> What to produce: Keep every word of the listing and drop the images when you write it out.

> Material to process:

*** Block opens ***

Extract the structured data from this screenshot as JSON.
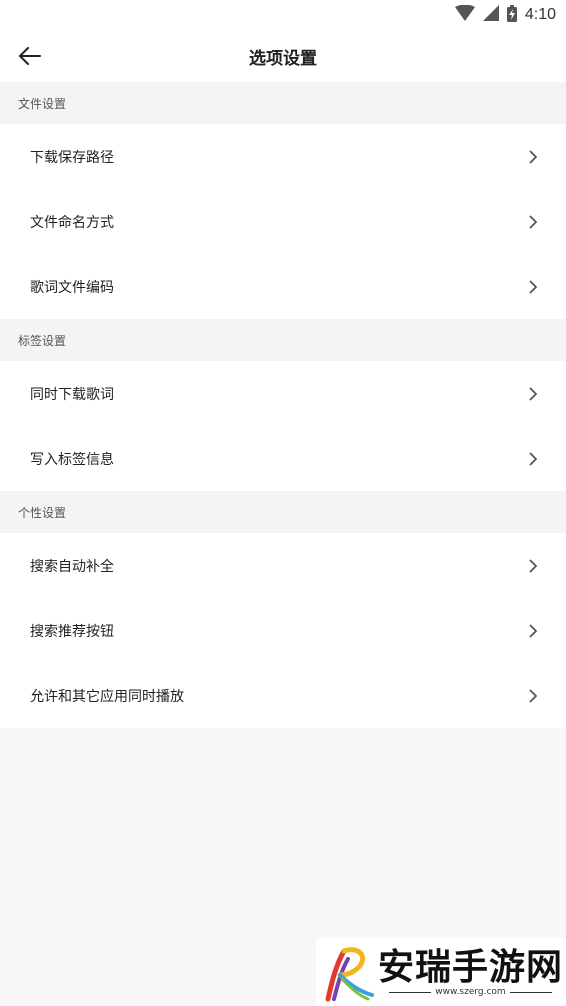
{
  "status_bar": {
    "time": "4:10"
  },
  "app_bar": {
    "title": "选项设置"
  },
  "sections": [
    {
      "header": "文件设置",
      "items": [
        "下载保存路径",
        "文件命名方式",
        "歌词文件编码"
      ]
    },
    {
      "header": "标签设置",
      "items": [
        "同时下载歌词",
        "写入标签信息"
      ]
    },
    {
      "header": "个性设置",
      "items": [
        "搜索自动补全",
        "搜索推荐按钮",
        "允许和其它应用同时播放"
      ]
    }
  ],
  "watermark": {
    "title": "安瑞手游网",
    "url": "www.szerg.com"
  }
}
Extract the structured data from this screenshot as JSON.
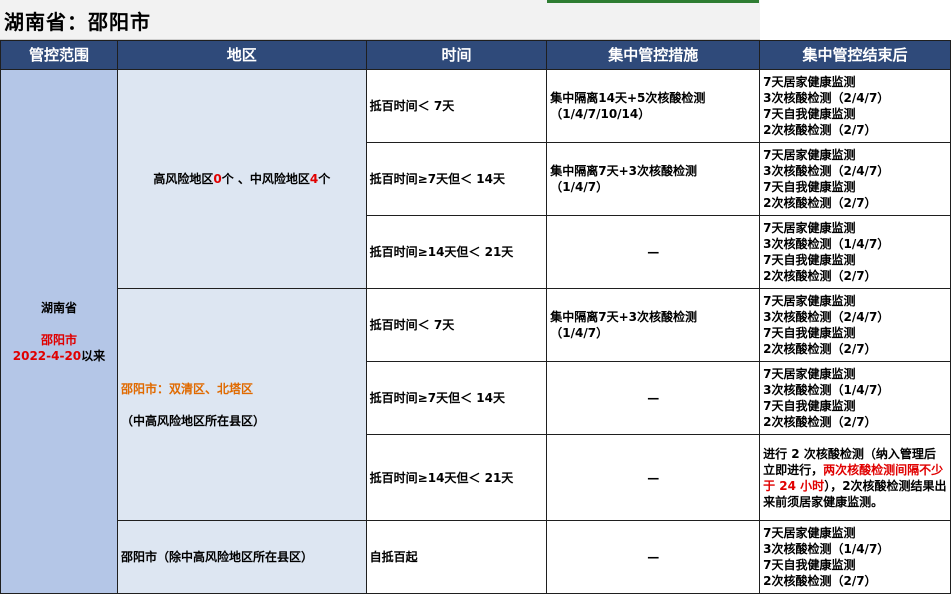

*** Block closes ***

> Exercise answer:
Extract the structured data from this screenshot as JSON.
{
  "status_bar": {
    "time": "4:10"
  },
  "app_bar": {
    "title": "选项设置"
  },
  "sections": [
    {
      "header": "文件设置",
      "items": [
        "下载保存路径",
        "文件命名方式",
        "歌词文件编码"
      ]
    },
    {
      "header": "标签设置",
      "items": [
        "同时下载歌词",
        "写入标签信息"
      ]
    },
    {
      "header": "个性设置",
      "items": [
        "搜索自动补全",
        "搜索推荐按钮",
        "允许和其它应用同时播放"
      ]
    }
  ],
  "watermark": {
    "title": "安瑞手游网",
    "url": "www.szerg.com"
  }
}
Extract the structured data from this screenshot as JSON.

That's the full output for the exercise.